◆ **WORK TASK**
Print every entry, word for word, and skip the images.

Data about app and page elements
****************
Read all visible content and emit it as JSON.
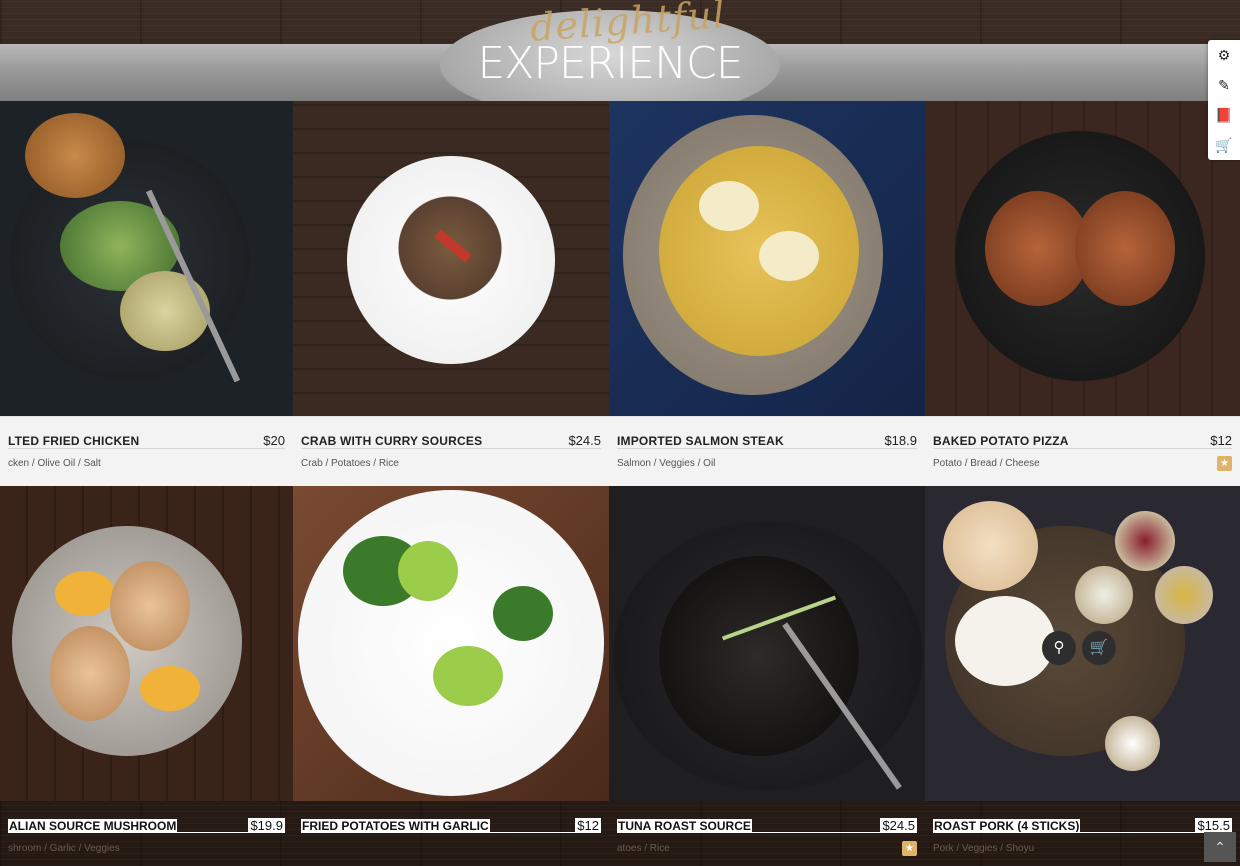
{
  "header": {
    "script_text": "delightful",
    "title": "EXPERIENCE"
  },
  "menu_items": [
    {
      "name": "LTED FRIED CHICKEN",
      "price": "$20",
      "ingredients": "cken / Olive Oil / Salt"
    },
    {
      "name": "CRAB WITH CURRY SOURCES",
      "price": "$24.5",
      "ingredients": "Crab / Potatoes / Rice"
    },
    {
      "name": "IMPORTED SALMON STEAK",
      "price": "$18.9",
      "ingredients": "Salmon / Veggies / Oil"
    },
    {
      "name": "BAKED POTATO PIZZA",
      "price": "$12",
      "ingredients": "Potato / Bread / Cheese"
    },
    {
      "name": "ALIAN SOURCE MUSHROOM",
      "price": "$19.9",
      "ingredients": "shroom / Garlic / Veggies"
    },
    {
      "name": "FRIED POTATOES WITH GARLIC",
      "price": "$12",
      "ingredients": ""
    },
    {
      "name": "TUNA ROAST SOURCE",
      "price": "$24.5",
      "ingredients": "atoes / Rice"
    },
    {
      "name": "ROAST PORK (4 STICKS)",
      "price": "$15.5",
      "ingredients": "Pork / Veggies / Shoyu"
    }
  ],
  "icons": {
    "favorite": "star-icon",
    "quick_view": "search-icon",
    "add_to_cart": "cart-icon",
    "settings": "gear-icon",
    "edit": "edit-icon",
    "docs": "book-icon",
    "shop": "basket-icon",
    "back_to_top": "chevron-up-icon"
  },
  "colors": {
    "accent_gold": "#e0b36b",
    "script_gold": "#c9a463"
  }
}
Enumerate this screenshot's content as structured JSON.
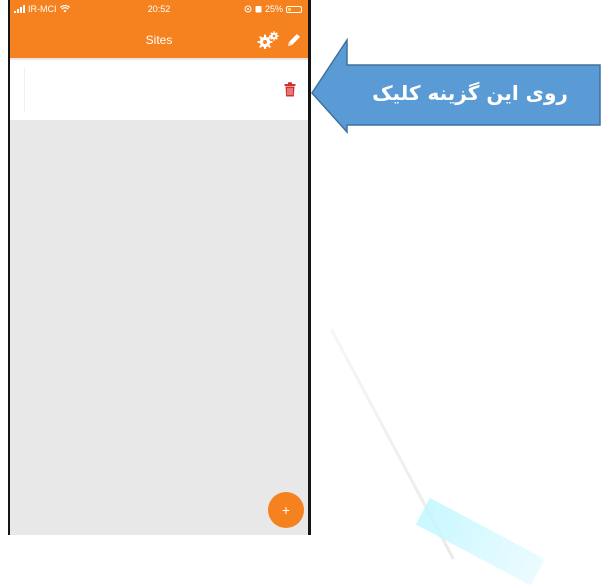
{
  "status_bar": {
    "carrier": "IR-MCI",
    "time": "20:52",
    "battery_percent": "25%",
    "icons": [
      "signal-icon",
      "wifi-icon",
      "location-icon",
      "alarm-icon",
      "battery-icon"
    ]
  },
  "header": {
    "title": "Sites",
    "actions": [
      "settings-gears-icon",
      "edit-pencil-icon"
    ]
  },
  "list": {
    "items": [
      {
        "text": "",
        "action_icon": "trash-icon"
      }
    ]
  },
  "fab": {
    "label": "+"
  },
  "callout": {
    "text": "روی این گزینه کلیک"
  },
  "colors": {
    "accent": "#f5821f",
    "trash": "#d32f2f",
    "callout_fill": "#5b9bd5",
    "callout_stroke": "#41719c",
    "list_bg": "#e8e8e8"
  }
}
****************
◆ **TASK ANSWER**
Read all visible content and emit it as JSON.
{
  "header": {
    "script_text": "delightful",
    "title": "EXPERIENCE"
  },
  "menu_items": [
    {
      "name": "LTED FRIED CHICKEN",
      "price": "$20",
      "ingredients": "cken / Olive Oil / Salt"
    },
    {
      "name": "CRAB WITH CURRY SOURCES",
      "price": "$24.5",
      "ingredients": "Crab / Potatoes / Rice"
    },
    {
      "name": "IMPORTED SALMON STEAK",
      "price": "$18.9",
      "ingredients": "Salmon / Veggies / Oil"
    },
    {
      "name": "BAKED POTATO PIZZA",
      "price": "$12",
      "ingredients": "Potato / Bread / Cheese"
    },
    {
      "name": "ALIAN SOURCE MUSHROOM",
      "price": "$19.9",
      "ingredients": "shroom / Garlic / Veggies"
    },
    {
      "name": "FRIED POTATOES WITH GARLIC",
      "price": "$12",
      "ingredients": ""
    },
    {
      "name": "TUNA ROAST SOURCE",
      "price": "$24.5",
      "ingredients": "atoes / Rice"
    },
    {
      "name": "ROAST PORK (4 STICKS)",
      "price": "$15.5",
      "ingredients": "Pork / Veggies / Shoyu"
    }
  ],
  "icons": {
    "favorite": "star-icon",
    "quick_view": "search-icon",
    "add_to_cart": "cart-icon",
    "settings": "gear-icon",
    "edit": "edit-icon",
    "docs": "book-icon",
    "shop": "basket-icon",
    "back_to_top": "chevron-up-icon"
  },
  "colors": {
    "accent_gold": "#e0b36b",
    "script_gold": "#c9a463"
  }
}
Enumerate this screenshot's content as structured JSON.
{
  "status_bar": {
    "carrier": "IR-MCI",
    "time": "20:52",
    "battery_percent": "25%",
    "icons": [
      "signal-icon",
      "wifi-icon",
      "location-icon",
      "alarm-icon",
      "battery-icon"
    ]
  },
  "header": {
    "title": "Sites",
    "actions": [
      "settings-gears-icon",
      "edit-pencil-icon"
    ]
  },
  "list": {
    "items": [
      {
        "text": "",
        "action_icon": "trash-icon"
      }
    ]
  },
  "fab": {
    "label": "+"
  },
  "callout": {
    "text": "روی این گزینه کلیک"
  },
  "colors": {
    "accent": "#f5821f",
    "trash": "#d32f2f",
    "callout_fill": "#5b9bd5",
    "callout_stroke": "#41719c",
    "list_bg": "#e8e8e8"
  }
}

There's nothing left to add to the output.